We also recommend that you keep your entire repository under 1GB to prevent excessive load on our servers. This limit is usually easy to stay within if large files are kept out of the repository. For more information about both limits, see “What is my disk quota?”
Does your project involve files or repositories above these limits? Let’s explore your options for working on GitHub!
If you try to push a file larger than 100 MB to GitHub, you’ll see an error message like one of these:
remote: error: File peanut/butter/jelly.so is 118.99 MB; this exceeds GitHub's file size limit of 100.00 MB The push operation includes a file which exceeds GitHub's file size restriction of 100MB. Please remove the file from history and try again.

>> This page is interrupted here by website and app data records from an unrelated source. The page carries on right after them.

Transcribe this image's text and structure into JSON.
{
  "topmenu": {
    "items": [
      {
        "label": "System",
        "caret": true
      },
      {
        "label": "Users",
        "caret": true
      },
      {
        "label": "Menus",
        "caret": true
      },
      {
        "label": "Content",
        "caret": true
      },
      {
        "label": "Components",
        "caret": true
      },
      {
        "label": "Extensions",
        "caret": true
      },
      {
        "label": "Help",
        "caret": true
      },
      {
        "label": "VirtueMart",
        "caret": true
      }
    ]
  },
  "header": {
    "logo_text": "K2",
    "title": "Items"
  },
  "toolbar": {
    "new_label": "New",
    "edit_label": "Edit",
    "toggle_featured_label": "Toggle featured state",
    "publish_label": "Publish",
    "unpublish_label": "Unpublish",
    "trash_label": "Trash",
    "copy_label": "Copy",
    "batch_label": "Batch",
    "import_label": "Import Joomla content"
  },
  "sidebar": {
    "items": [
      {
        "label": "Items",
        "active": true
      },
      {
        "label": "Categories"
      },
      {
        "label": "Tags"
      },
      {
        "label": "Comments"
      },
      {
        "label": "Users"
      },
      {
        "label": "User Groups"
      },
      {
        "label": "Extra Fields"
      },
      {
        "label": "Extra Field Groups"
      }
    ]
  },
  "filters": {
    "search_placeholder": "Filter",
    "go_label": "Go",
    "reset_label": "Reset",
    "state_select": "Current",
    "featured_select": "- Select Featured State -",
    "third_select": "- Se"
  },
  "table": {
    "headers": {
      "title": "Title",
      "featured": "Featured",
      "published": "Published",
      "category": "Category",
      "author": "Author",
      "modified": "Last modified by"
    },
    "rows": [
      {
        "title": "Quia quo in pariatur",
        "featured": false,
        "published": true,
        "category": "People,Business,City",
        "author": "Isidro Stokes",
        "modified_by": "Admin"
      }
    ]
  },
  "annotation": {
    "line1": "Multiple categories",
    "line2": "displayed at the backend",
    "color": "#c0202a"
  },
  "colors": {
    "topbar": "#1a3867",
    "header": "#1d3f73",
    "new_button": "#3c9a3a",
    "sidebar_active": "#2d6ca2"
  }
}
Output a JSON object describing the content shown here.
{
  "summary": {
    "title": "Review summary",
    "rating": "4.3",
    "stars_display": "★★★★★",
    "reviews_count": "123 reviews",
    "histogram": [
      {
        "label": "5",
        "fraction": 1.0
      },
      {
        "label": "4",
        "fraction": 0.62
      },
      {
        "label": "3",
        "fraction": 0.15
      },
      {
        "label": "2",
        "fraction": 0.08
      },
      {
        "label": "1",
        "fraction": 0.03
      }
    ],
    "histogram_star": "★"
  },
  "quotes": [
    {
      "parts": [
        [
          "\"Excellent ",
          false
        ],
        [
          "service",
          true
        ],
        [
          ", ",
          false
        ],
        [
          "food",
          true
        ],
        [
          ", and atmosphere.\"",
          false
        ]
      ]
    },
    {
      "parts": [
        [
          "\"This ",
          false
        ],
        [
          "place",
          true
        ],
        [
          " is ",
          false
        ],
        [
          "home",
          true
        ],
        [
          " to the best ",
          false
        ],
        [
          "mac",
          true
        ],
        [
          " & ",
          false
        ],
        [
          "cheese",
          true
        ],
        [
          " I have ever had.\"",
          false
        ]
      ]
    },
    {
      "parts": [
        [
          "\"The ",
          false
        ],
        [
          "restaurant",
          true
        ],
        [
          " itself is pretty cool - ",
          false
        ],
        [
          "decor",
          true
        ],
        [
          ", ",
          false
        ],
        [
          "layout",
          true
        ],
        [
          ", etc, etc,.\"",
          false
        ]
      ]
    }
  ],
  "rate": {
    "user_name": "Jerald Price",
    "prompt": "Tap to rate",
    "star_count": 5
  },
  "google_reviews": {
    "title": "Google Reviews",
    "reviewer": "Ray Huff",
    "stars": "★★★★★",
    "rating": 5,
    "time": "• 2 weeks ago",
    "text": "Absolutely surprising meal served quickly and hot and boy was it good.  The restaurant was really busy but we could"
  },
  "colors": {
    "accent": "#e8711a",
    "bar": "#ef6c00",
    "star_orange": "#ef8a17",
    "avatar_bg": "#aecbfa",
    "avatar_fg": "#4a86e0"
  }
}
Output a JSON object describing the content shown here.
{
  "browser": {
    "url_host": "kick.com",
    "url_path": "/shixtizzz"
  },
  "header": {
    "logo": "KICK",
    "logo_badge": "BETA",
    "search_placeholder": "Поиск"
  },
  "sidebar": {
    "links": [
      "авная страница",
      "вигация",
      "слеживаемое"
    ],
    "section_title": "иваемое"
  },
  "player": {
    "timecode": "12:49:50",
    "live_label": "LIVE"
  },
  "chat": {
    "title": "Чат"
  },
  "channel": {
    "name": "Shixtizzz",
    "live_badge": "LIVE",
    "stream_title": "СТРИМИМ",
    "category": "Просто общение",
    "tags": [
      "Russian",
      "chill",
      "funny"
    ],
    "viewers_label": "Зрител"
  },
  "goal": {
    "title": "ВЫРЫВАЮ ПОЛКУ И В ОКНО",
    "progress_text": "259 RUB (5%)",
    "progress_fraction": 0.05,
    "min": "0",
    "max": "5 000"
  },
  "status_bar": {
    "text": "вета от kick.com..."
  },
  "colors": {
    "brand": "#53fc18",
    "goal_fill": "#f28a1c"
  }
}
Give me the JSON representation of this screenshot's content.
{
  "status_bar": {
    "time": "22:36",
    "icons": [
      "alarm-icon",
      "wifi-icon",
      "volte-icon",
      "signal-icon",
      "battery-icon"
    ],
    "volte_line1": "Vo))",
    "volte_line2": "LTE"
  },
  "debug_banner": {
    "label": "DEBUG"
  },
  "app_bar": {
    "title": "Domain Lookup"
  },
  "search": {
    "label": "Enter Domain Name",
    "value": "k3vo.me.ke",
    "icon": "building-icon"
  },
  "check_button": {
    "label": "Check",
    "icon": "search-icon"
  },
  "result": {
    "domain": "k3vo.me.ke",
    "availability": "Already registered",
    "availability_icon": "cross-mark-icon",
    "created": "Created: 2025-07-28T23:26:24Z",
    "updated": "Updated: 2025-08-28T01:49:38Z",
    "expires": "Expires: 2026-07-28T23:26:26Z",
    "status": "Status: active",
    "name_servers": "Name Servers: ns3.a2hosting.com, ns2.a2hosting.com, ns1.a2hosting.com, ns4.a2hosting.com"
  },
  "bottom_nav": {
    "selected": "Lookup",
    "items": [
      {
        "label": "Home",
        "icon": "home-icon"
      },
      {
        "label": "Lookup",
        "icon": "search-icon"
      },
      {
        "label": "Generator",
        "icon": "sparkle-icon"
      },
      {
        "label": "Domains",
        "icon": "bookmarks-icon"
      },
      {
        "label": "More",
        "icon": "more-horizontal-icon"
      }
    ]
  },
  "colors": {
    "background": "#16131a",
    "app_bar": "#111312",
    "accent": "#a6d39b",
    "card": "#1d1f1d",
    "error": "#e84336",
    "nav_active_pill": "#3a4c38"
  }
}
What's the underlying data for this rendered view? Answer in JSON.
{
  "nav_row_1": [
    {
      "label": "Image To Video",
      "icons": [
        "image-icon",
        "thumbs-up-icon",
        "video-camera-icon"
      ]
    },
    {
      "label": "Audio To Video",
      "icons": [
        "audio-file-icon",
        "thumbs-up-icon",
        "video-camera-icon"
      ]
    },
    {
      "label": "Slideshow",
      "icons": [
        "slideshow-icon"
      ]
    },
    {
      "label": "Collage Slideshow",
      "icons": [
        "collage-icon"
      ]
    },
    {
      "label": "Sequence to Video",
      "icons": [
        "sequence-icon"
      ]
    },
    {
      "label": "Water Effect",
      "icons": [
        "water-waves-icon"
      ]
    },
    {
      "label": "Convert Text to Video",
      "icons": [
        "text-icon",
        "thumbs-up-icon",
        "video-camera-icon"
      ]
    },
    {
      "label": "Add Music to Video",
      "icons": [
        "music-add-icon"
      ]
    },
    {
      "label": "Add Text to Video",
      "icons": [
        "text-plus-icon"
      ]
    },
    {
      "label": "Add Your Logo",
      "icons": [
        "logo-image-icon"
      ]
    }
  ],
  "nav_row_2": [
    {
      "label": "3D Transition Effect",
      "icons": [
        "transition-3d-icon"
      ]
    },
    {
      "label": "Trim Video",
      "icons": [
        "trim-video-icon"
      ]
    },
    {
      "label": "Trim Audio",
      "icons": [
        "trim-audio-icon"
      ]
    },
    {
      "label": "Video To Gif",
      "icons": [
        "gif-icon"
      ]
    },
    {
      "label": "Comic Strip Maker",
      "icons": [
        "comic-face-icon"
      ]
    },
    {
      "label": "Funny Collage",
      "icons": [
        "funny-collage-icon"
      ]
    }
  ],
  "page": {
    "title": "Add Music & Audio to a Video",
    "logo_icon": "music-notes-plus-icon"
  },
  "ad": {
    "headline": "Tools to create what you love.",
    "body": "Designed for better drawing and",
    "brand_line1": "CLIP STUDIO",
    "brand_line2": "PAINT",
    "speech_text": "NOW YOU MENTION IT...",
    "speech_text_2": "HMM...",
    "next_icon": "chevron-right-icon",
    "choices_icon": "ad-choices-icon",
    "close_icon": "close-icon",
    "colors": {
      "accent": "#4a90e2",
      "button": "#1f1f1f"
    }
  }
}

First, ask yourself if you really need the large file on GitHub. If not, you can remove the file from your repository’s history. For instructions, see “Removing sensitive data from a repository.” You can also use a
.gitignore file to prevent similar files from being added in the future. For more information, see “Ignoring files.”
If you do need the large file on GitHub, ask yourself why. If you’re trying to distribute a large binary file, such as an installer, you can use Releases instead. Releases are GitHub’s way of packaging and providing software to your users. For more information, see “About Releases.”
If you need to version the large file, you can use Git Large File Storage (Git LFS). Git LFS is an open source extension to Git that allows you to work with large files, up to 2GB each, the same way as other text files. These files do not count towards the 1GB repository limit. For more information, see “Versioning large files.”
If the large file is already commited to your repository, you can use git-lfs-migrate. This tool will add the large file to LFS and remove the file from the regular Git repository’s history. You’ll only be able to push to GitHub after both tasks are complete.
After any files over 100MB are removed or moved to Releases or Git LFS, your repository will probably be under our recommended limit of 1GB. However, some repositories, especially those with extensive histories, may be larger.
It’s okay if your repository is slightly larger than 1GB, but we don’t allow pushes over 2GB. If you try to push a repository larger than 2GB to GitHub, you’ll see a message like this:
remote: fatal: pack exceeds maximum allowed size fatal: The remote end hung up unexpectedly
If you’ve already removed any large files, you can use this command to push your repository in chunks smaller than 2GB:
git push <remotename> <commit SHA>:<branch>
However, some projects, especially those over 5GB, are just too large for GitHub. If your repository causes excessive load on our servers, you’ll receive a polite email from GitHub Support requesting that you reduce the size of the repository. You can use
git sizer to compute various size metrics for a Git repository, flagging those that might cause problems.
Please, contact the Support Team if you have any questions about large files and repositories. We’ll be happy to help!